C.C: When I took over the frozen food retailer Picard in March 2020, there were 1,000 stores. The company had been growing by 0.6% for 6 years, with a declining customer base. This was in a frozen food market that was also declining, with costs increasing by 1% to 2% per year. I have set a roadmap to go from €1.5 billion in sales in 2020 to €2 billion in 2026, i.e. up by 30% in 5 years. I began by taking stock of the company, teams and customers. Among the latter, two issues came up. Non-consumers said in the feedback: “I don’t go to Picard if the store is more than 15 or 20 minutes away, so as not to risk my products thawing”. They also perceived Picard as a relatively expensive and Parisian store. In terms of buying, the studies reported a frequency of about 7.5 purchases per year. However, this encompassed two different realities. 30% of customers came once a year and 35% came 25 times a year. My action plan includes working on winning new customers and raising buying frequency, amongst other things.

What is the balance sheet at the end of 2022?

C.C: Turnover is up by 12% compared to 2020. We have not seen a drop in store traffic. Total customer recruitment is equivalent to 2020. The proportion of new customers under 30 years of age is almost twice that of existing customers. Finally, our omnichannel customers have increased by 5%. This is a strategic point, given that these omnichannel customers spend twice as much as other customers.

With margins eroding due to inflation, how can a chain under LBO open stores?

C.C: An LBO creates constant pressure on margins and profitability. As I said, the priority was to win back old customers and add new ones. In terms of store coverage, we have identified 200 new stores in France. These are mainly in the French regions as major cities are already covered. In 2020, we opened 19, then 30 in 2021. This year, we will finish 2022 with nearly 40 openings, half of which will be franchises. In France, we revisited the franchising model, which allows us to expand quickly without carrying the entire investment. We have gone from 10 franchised stores in 2020 to almost 40 today. We created a more balanced model for all stakeholders and closely examine profile of candidates. We may have previously recruited first-time entrepreneurs who generally managed a Picard store. Today we recruit people with solid backgrounds. We have entrusted franchises to Intermarché, Leclerc or Système U members, who wanted to boost their catchment area. In 2023, we intend to open 50% of stores as franchises.
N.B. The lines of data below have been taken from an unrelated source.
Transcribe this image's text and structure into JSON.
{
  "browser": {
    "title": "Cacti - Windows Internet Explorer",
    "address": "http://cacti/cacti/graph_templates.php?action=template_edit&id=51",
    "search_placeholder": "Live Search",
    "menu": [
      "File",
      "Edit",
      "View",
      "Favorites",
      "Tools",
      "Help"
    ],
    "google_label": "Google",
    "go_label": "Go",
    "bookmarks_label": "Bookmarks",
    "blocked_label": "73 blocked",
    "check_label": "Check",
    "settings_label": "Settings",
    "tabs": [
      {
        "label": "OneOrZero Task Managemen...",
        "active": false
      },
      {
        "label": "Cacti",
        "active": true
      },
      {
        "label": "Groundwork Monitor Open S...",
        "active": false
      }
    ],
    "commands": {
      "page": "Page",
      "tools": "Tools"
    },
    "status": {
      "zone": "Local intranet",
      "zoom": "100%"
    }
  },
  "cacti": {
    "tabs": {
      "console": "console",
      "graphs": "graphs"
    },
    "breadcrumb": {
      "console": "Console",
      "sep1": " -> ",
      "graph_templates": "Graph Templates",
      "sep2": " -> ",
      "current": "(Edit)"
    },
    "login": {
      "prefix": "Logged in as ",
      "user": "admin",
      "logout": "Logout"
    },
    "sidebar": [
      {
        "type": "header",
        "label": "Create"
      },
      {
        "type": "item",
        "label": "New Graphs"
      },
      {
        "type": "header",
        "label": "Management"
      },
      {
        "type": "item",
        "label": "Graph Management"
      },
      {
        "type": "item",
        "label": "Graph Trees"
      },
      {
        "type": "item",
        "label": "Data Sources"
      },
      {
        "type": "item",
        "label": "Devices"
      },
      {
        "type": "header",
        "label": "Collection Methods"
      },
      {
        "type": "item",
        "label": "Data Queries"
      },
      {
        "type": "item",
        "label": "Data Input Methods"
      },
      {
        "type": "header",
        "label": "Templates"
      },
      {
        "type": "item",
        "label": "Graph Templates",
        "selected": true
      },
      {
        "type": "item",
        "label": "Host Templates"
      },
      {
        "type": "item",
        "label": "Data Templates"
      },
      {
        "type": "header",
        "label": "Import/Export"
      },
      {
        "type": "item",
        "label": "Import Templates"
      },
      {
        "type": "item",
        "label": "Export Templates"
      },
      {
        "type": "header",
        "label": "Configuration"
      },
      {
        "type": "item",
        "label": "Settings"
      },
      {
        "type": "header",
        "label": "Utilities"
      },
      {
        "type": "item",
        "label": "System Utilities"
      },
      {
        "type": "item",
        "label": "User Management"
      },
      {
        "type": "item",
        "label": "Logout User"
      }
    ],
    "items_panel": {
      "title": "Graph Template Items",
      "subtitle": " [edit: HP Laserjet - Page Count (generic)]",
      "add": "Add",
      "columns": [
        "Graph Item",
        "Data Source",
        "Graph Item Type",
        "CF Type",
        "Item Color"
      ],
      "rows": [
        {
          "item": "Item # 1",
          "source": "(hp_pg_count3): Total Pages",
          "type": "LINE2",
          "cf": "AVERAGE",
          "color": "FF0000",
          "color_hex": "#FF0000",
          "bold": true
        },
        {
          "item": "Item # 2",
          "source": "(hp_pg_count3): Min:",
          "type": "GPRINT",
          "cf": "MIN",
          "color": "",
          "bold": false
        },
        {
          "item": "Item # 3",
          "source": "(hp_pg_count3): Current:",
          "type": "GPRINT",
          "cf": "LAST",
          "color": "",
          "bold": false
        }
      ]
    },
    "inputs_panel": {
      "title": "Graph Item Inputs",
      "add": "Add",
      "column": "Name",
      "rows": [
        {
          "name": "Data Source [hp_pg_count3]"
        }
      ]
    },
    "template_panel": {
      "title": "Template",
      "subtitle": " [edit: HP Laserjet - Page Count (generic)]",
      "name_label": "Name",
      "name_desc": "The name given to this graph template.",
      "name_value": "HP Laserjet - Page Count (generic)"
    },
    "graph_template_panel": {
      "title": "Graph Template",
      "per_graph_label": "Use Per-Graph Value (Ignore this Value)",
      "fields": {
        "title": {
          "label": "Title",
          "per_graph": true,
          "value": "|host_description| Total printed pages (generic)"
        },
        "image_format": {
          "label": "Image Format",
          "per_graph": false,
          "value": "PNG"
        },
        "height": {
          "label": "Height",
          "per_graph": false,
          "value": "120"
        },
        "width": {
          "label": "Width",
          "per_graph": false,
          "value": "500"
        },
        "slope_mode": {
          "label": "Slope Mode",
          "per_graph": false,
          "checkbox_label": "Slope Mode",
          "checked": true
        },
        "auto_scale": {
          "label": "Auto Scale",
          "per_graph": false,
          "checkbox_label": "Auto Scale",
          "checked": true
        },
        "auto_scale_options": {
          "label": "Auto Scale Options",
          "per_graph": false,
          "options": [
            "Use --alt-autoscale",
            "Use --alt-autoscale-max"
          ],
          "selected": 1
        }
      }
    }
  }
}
The Picard stores are now closed in Switzerland and Belgium. What opportunities do you see internationally, as you spent 3 years with Auchan in China?

C.C: Until 2020, these international stores were exactly the same as in France. However, in other countries, the Picard brand is unknown. The very concept of a frozen food store does not exist. After Switzerland and Belgium, I am closing the last stores in Sweden and Norway.
We are approaching the international market in a different way, with corners in stores that are already well established. The idea is to come up with an additional commercial proposal. The financial commitment is less, which allows for rapid expansion, without Capex. To date, Picard is present in 18 countries in corners, offline and online. For instance, we are present with Ocado in the U.K., with Marks & Spencer in the U.A.E. and Hong Kong, with RT Mart in Taiwan (note: Auchan’s former Chinese joint venture partner), plus with Redmart in Singapore. For the moment, we export our French products, with classics like baguette or macaroons. We add local adaptations. In Taiwan, Brussels sprouts are a best seller! The next step will be to develop specific products for these countries.

Key figures

  • 2020 turnover: up by 15% (vs. market up by 8%)
  • 2021 turnover: €1.5 billion (no change vs. market fall of 2%)